    I can about guarantee you that had we done unto the Iraqis, the Taliban(and not forgot the gentlemen of the ISI and Saudi government who supported and enabled 9/11)? You’d see a very different outcome. Mercy applied the way we’ve been applying it is both confusing and extremely deleterious to the cause we fight for, which is Western civilization itself.

    It is, I am afraid, why the oh-so-civilized Israelis have signally failed to achieve any lasting peace and acceptance among the locals surrounding them.
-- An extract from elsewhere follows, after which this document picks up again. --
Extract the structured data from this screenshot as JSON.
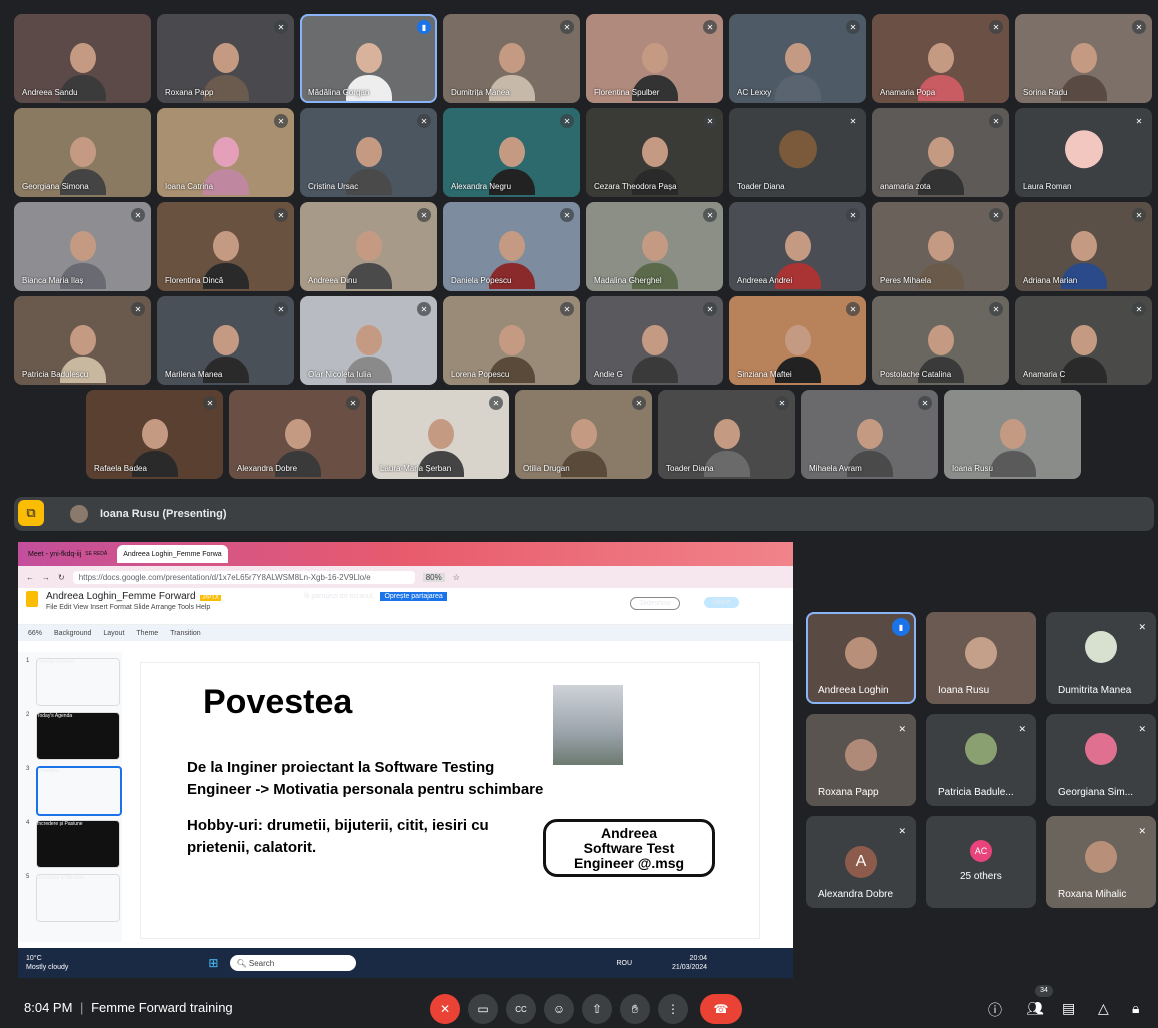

They keep winning the war, and then losing the peace by behaving (in Arab eyes…) as though they really lost it. This does not provide for the necessary crushing of ambition that is required for achieving a lasting peace–Instead, it sparks hope among the confusion, and the war continues.

    The Israelis would have done better to utterly crush the Palestinian Arabs, taken their lands, raped their women, sold their children into slavery, and then they’d have had lasting peace–Because, to the Arab mind, that would have signaled Israeli victory/superiority, and made it impossible for them to lie to themselves the way they have, very similarly to the Germans, for the last fifty years.
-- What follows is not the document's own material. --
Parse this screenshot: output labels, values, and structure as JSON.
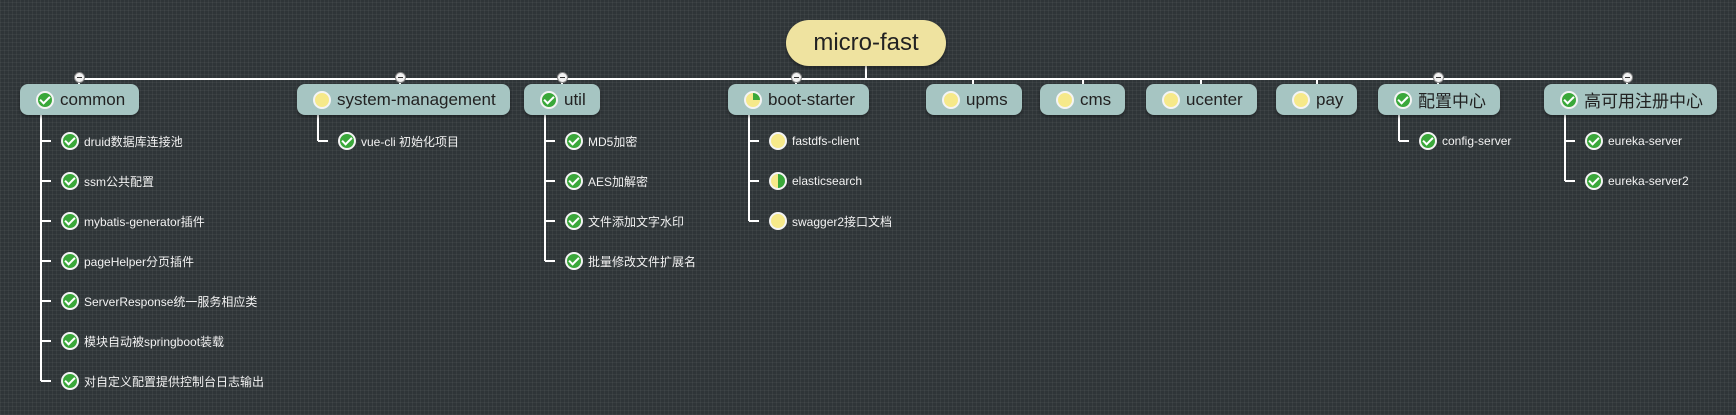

    There is, I propose, a specific point in warfare where you’ve killed enough of the enemy to achieve your goals: That point lies somewhere in between the end state of Germany after WWI, and that which was the end state of the German nation in WWII. The purblind fools who ended WWI early, instead doomed their children to re-fighting the damn thing twenty years later.

    And, yes… It does sound horrible. That’s because it is–You want to start out making war, then you had better be willing to make it worthwhile, and instead of playing an endless game of tit-for-tat with your opponent, you had best plan on utterly crushing them into the ground, the way we did Germany in WWII, or how Sherman dealt with the South. You don’t achieve lasting peace with half-hearted “humanitarianism” plays at the “game of war”; you achieve peace by utterly crushing your enemy into the ground, and rubbing their noses into the dirt of their failure. At that point, they learn. Before that point? The histories show that they manifestly do not.

    We didn’t kill enough Iraqis, or enough of the Taliban. We should have simply slaughtered the combatants to the point where they could not possibly make a case, even to themselves in the dark privacy of their nights, that they’d won or had a chance of winning. Had we done that, the breaking of their pride and power would have led to them deciding that they’d better reform themselves and their culture, or they wouldn’t survive; the necessities speak that reform like that doesn’t come until you have no other choice, and you have to do what you can to survive.

    The remnants of the Ismaili Assassin’s sect are today almost entirely pacifist mystics, having totally given up the goals and desires of the Old Man of the Mountain. The Mongols did that, and they didn’t manage that feat by being shortsightedly and vaingloriously “humanitarian”, either.

Leave a Reply